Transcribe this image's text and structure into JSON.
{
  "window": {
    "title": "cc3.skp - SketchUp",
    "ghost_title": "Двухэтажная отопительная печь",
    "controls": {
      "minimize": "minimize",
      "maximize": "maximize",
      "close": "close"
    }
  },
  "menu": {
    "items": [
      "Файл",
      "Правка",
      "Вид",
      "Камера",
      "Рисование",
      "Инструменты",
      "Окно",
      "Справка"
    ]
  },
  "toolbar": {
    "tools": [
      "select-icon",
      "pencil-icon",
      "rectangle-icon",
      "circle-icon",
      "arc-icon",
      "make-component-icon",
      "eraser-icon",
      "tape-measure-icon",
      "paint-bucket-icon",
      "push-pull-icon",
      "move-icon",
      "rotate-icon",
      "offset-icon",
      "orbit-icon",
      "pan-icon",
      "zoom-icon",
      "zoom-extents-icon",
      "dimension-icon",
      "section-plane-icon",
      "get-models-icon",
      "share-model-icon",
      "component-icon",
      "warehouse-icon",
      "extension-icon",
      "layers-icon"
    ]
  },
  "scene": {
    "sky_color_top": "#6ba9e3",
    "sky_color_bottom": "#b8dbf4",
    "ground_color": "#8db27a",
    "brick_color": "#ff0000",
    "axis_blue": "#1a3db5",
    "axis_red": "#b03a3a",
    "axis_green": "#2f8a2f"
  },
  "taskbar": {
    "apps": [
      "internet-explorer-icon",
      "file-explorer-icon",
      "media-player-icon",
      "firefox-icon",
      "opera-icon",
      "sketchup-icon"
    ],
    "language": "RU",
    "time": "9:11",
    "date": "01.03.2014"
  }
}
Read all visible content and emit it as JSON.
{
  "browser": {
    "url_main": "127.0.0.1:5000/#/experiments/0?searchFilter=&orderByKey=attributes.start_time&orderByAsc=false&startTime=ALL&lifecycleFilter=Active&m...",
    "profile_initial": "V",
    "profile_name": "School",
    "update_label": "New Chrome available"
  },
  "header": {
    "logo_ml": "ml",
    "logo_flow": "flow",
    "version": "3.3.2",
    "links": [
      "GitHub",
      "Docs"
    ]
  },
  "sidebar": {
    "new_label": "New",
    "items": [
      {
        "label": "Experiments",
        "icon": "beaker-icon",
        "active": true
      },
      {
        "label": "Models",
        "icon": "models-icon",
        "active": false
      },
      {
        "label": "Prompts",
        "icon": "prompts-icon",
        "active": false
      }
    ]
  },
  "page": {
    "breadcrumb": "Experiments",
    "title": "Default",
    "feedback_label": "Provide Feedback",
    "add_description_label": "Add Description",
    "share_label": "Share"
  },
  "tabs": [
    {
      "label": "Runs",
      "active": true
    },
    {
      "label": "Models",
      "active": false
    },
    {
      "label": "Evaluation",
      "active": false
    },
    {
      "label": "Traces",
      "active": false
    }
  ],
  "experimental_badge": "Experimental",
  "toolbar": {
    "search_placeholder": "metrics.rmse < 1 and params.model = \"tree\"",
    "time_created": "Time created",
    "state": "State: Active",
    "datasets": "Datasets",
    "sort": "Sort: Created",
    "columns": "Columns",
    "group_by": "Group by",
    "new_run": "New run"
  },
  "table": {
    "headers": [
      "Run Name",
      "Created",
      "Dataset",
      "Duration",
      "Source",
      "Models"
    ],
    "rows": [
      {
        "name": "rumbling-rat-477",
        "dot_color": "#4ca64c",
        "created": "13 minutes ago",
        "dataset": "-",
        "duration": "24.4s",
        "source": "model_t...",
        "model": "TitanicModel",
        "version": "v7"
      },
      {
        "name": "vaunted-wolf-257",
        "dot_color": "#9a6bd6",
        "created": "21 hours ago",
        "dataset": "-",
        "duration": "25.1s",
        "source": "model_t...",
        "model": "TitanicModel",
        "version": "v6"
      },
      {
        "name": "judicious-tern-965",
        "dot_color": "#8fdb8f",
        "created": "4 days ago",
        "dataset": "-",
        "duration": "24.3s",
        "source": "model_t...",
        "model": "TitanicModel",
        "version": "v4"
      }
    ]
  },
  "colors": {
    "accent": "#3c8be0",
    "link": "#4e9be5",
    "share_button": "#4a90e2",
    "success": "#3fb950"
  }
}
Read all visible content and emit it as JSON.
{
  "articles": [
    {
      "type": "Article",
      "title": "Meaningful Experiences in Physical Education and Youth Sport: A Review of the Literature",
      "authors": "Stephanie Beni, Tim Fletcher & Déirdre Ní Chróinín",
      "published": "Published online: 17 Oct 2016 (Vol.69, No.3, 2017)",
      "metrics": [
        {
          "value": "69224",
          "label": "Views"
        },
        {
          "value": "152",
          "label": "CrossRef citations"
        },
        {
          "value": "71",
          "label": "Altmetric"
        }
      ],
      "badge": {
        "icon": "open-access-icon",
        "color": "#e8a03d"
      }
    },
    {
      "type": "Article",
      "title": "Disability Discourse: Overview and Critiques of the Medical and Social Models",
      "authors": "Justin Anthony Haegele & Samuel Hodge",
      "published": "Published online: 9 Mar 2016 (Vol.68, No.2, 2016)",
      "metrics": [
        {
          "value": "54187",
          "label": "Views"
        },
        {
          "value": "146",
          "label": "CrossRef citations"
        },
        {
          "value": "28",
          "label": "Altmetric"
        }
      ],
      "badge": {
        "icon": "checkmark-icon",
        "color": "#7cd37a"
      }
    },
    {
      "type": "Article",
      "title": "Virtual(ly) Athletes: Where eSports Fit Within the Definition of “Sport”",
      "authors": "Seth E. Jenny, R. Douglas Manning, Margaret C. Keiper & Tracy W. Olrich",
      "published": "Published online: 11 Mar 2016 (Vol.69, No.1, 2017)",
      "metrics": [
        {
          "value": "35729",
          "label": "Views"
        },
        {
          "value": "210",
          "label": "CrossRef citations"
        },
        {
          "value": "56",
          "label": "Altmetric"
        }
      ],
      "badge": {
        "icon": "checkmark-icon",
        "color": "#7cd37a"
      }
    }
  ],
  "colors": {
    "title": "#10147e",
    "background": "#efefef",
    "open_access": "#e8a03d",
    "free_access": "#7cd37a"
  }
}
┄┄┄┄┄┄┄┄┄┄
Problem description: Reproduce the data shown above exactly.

Task solution:
Transcribe this image's text and structure into JSON.
{
  "window": {
    "title": "cc3.skp - SketchUp",
    "ghost_title": "Двухэтажная отопительная печь",
    "controls": {
      "minimize": "minimize",
      "maximize": "maximize",
      "close": "close"
    }
  },
  "menu": {
    "items": [
      "Файл",
      "Правка",
      "Вид",
      "Камера",
      "Рисование",
      "Инструменты",
      "Окно",
      "Справка"
    ]
  },
  "toolbar": {
    "tools": [
      "select-icon",
      "pencil-icon",
      "rectangle-icon",
      "circle-icon",
      "arc-icon",
      "make-component-icon",
      "eraser-icon",
      "tape-measure-icon",
      "paint-bucket-icon",
      "push-pull-icon",
      "move-icon",
      "rotate-icon",
      "offset-icon",
      "orbit-icon",
      "pan-icon",
      "zoom-icon",
      "zoom-extents-icon",
      "dimension-icon",
      "section-plane-icon",
      "get-models-icon",
      "share-model-icon",
      "component-icon",
      "warehouse-icon",
      "extension-icon",
      "layers-icon"
    ]
  },
  "scene": {
    "sky_color_top": "#6ba9e3",
    "sky_color_bottom": "#b8dbf4",
    "ground_color": "#8db27a",
    "brick_color": "#ff0000",
    "axis_blue": "#1a3db5",
    "axis_red": "#b03a3a",
    "axis_green": "#2f8a2f"
  },
  "taskbar": {
    "apps": [
      "internet-explorer-icon",
      "file-explorer-icon",
      "media-player-icon",
      "firefox-icon",
      "opera-icon",
      "sketchup-icon"
    ],
    "language": "RU",
    "time": "9:11",
    "date": "01.03.2014"
  }
}
Read all visible content and emit it as JSON.
{
  "browser": {
    "url_main": "127.0.0.1:5000/#/experiments/0?searchFilter=&orderByKey=attributes.start_time&orderByAsc=false&startTime=ALL&lifecycleFilter=Active&m...",
    "profile_initial": "V",
    "profile_name": "School",
    "update_label": "New Chrome available"
  },
  "header": {
    "logo_ml": "ml",
    "logo_flow": "flow",
    "version": "3.3.2",
    "links": [
      "GitHub",
      "Docs"
    ]
  },
  "sidebar": {
    "new_label": "New",
    "items": [
      {
        "label": "Experiments",
        "icon": "beaker-icon",
        "active": true
      },
      {
        "label": "Models",
        "icon": "models-icon",
        "active": false
      },
      {
        "label": "Prompts",
        "icon": "prompts-icon",
        "active": false
      }
    ]
  },
  "page": {
    "breadcrumb": "Experiments",
    "title": "Default",
    "feedback_label": "Provide Feedback",
    "add_description_label": "Add Description",
    "share_label": "Share"
  },
  "tabs": [
    {
      "label": "Runs",
      "active": true
    },
    {
      "label": "Models",
      "active": false
    },
    {
      "label": "Evaluation",
      "active": false
    },
    {
      "label": "Traces",
      "active": false
    }
  ],
  "experimental_badge": "Experimental",
  "toolbar": {
    "search_placeholder": "metrics.rmse < 1 and params.model = \"tree\"",
    "time_created": "Time created",
    "state": "State: Active",
    "datasets": "Datasets",
    "sort": "Sort: Created",
    "columns": "Columns",
    "group_by": "Group by",
    "new_run": "New run"
  },
  "table": {
    "headers": [
      "Run Name",
      "Created",
      "Dataset",
      "Duration",
      "Source",
      "Models"
    ],
    "rows": [
      {
        "name": "rumbling-rat-477",
        "dot_color": "#4ca64c",
        "created": "13 minutes ago",
        "dataset": "-",
        "duration": "24.4s",
        "source": "model_t...",
        "model": "TitanicModel",
        "version": "v7"
      },
      {
        "name": "vaunted-wolf-257",
        "dot_color": "#9a6bd6",
        "created": "21 hours ago",
        "dataset": "-",
        "duration": "25.1s",
        "source": "model_t...",
        "model": "TitanicModel",
        "version": "v6"
      },
      {
        "name": "judicious-tern-965",
        "dot_color": "#8fdb8f",
        "created": "4 days ago",
        "dataset": "-",
        "duration": "24.3s",
        "source": "model_t...",
        "model": "TitanicModel",
        "version": "v4"
      }
    ]
  },
  "colors": {
    "accent": "#3c8be0",
    "link": "#4e9be5",
    "share_button": "#4a90e2",
    "success": "#3fb950"
  }
}
Read all visible content and emit it as JSON.
{
  "articles": [
    {
      "type": "Article",
      "title": "Meaningful Experiences in Physical Education and Youth Sport: A Review of the Literature",
      "authors": "Stephanie Beni, Tim Fletcher & Déirdre Ní Chróinín",
      "published": "Published online: 17 Oct 2016 (Vol.69, No.3, 2017)",
      "metrics": [
        {
          "value": "69224",
          "label": "Views"
        },
        {
          "value": "152",
          "label": "CrossRef citations"
        },
        {
          "value": "71",
          "label": "Altmetric"
        }
      ],
      "badge": {
        "icon": "open-access-icon",
        "color": "#e8a03d"
      }
    },
    {
      "type": "Article",
      "title": "Disability Discourse: Overview and Critiques of the Medical and Social Models",
      "authors": "Justin Anthony Haegele & Samuel Hodge",
      "published": "Published online: 9 Mar 2016 (Vol.68, No.2, 2016)",
      "metrics": [
        {
          "value": "54187",
          "label": "Views"
        },
        {
          "value": "146",
          "label": "CrossRef citations"
        },
        {
          "value": "28",
          "label": "Altmetric"
        }
      ],
      "badge": {
        "icon": "checkmark-icon",
        "color": "#7cd37a"
      }
    },
    {
      "type": "Article",
      "title": "Virtual(ly) Athletes: Where eSports Fit Within the Definition of “Sport”",
      "authors": "Seth E. Jenny, R. Douglas Manning, Margaret C. Keiper & Tracy W. Olrich",
      "published": "Published online: 11 Mar 2016 (Vol.69, No.1, 2017)",
      "metrics": [
        {
          "value": "35729",
          "label": "Views"
        },
        {
          "value": "210",
          "label": "CrossRef citations"
        },
        {
          "value": "56",
          "label": "Altmetric"
        }
      ],
      "badge": {
        "icon": "checkmark-icon",
        "color": "#7cd37a"
      }
    }
  ],
  "colors": {
    "title": "#10147e",
    "background": "#efefef",
    "open_access": "#e8a03d",
    "free_access": "#7cd37a"
  }
}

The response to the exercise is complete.